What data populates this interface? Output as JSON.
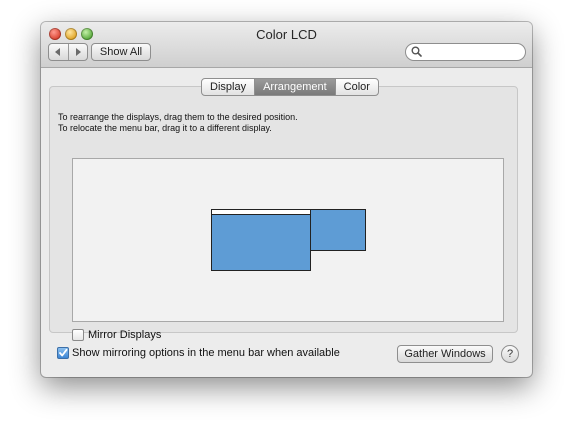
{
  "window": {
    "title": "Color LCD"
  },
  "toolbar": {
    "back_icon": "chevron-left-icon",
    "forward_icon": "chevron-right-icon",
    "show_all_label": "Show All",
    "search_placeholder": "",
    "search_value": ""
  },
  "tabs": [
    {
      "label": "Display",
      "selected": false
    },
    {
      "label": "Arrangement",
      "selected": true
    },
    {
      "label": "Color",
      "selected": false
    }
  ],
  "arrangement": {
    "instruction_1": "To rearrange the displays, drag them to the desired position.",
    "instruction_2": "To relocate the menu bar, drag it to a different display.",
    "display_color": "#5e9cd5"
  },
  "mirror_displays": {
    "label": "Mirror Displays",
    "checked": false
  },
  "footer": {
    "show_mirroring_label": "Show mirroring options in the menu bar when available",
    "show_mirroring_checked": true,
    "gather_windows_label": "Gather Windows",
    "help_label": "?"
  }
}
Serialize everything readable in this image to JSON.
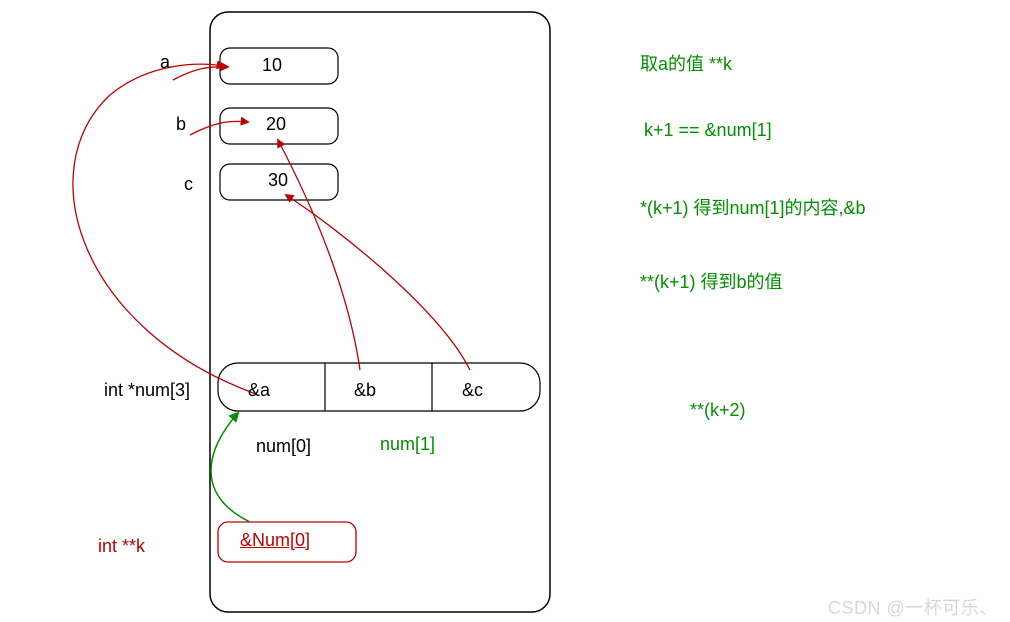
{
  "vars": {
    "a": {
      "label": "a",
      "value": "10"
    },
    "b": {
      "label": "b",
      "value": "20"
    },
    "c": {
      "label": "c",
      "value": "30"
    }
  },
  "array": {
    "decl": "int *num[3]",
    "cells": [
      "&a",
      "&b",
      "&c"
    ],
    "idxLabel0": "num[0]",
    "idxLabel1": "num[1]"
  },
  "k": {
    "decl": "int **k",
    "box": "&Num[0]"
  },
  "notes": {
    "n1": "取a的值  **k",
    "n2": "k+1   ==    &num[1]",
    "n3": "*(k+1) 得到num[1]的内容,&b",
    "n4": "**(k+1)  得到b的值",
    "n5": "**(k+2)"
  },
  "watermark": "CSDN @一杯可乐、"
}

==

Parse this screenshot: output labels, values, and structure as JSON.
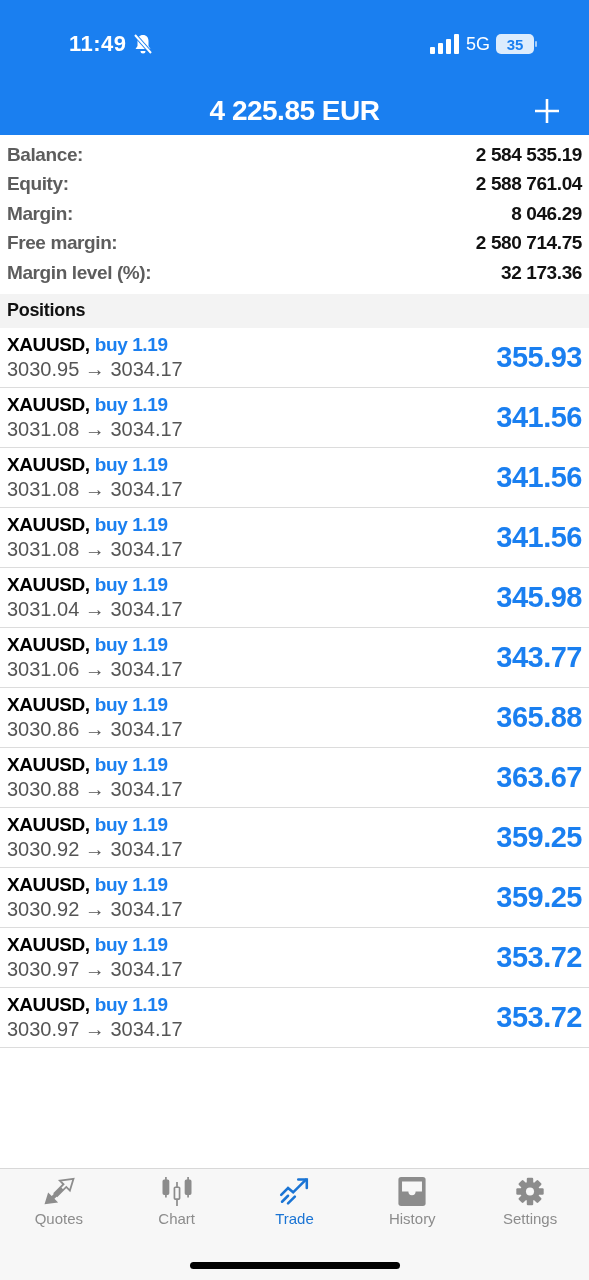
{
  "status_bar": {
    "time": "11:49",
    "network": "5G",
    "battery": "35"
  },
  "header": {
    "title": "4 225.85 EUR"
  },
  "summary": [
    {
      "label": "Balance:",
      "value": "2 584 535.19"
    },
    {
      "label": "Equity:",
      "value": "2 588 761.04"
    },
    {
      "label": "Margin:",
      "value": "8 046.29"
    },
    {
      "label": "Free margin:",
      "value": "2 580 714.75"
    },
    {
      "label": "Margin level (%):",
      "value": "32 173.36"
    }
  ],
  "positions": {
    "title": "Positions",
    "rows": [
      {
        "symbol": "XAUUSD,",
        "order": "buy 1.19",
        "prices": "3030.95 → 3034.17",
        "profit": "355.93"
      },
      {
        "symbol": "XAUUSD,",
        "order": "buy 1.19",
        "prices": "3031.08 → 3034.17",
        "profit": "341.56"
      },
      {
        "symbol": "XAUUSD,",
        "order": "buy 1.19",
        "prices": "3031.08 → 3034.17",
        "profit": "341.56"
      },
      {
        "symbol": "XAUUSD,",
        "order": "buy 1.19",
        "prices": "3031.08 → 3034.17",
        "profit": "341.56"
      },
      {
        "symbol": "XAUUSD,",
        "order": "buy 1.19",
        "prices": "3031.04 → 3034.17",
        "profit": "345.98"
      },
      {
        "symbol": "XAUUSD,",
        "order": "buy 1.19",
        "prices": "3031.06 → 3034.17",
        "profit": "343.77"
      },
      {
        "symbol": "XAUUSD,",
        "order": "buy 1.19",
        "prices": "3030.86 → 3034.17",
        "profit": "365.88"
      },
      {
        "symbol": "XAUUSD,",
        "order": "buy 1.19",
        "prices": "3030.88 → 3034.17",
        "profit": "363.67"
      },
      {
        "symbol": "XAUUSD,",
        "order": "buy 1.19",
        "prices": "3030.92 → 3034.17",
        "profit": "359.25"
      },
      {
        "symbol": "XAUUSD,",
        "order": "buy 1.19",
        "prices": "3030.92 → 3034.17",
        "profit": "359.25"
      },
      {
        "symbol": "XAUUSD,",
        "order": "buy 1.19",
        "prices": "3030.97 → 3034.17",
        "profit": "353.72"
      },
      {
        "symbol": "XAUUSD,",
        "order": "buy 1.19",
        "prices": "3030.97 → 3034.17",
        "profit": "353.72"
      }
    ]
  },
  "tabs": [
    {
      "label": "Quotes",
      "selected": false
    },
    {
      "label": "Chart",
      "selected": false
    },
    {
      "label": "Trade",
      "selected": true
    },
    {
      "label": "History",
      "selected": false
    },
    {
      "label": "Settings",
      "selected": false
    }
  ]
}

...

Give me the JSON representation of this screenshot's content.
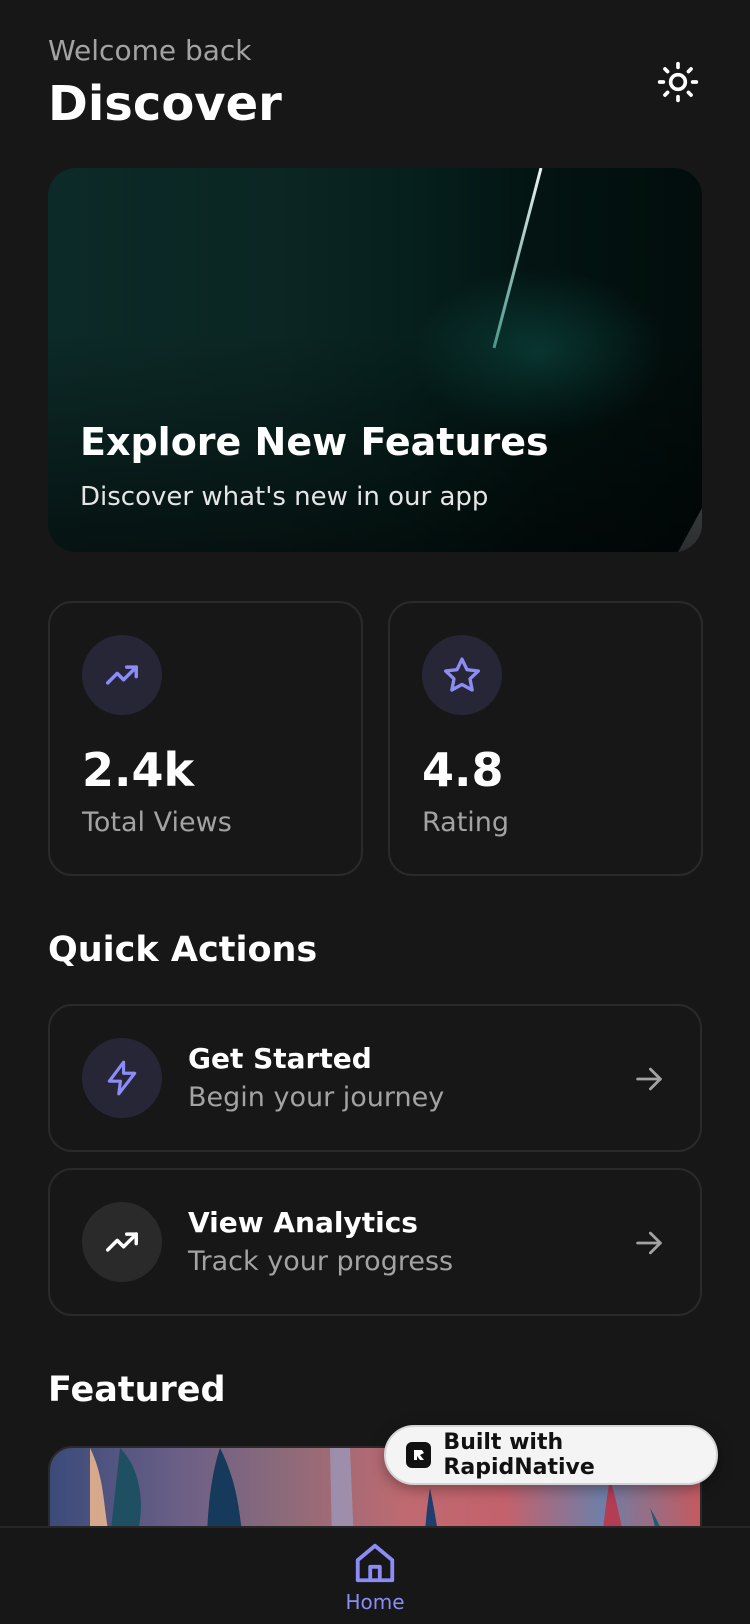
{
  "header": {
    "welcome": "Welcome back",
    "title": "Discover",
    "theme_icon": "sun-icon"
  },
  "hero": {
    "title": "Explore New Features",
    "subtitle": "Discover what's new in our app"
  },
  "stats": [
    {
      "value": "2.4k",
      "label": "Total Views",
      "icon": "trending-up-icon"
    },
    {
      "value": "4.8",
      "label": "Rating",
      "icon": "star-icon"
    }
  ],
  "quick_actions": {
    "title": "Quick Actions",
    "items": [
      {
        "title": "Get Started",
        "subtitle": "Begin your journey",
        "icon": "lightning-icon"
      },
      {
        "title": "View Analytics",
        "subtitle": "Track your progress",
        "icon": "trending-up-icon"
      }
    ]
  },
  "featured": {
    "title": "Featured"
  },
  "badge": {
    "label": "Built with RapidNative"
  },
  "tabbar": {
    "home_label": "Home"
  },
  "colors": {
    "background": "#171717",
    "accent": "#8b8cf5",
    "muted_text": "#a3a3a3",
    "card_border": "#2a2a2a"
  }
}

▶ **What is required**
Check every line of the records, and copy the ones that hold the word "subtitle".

▶ **Completed exercise**
    "subtitle": "Discover what's new in our app"
        "subtitle": "Begin your journey",
        "subtitle": "Track your progress",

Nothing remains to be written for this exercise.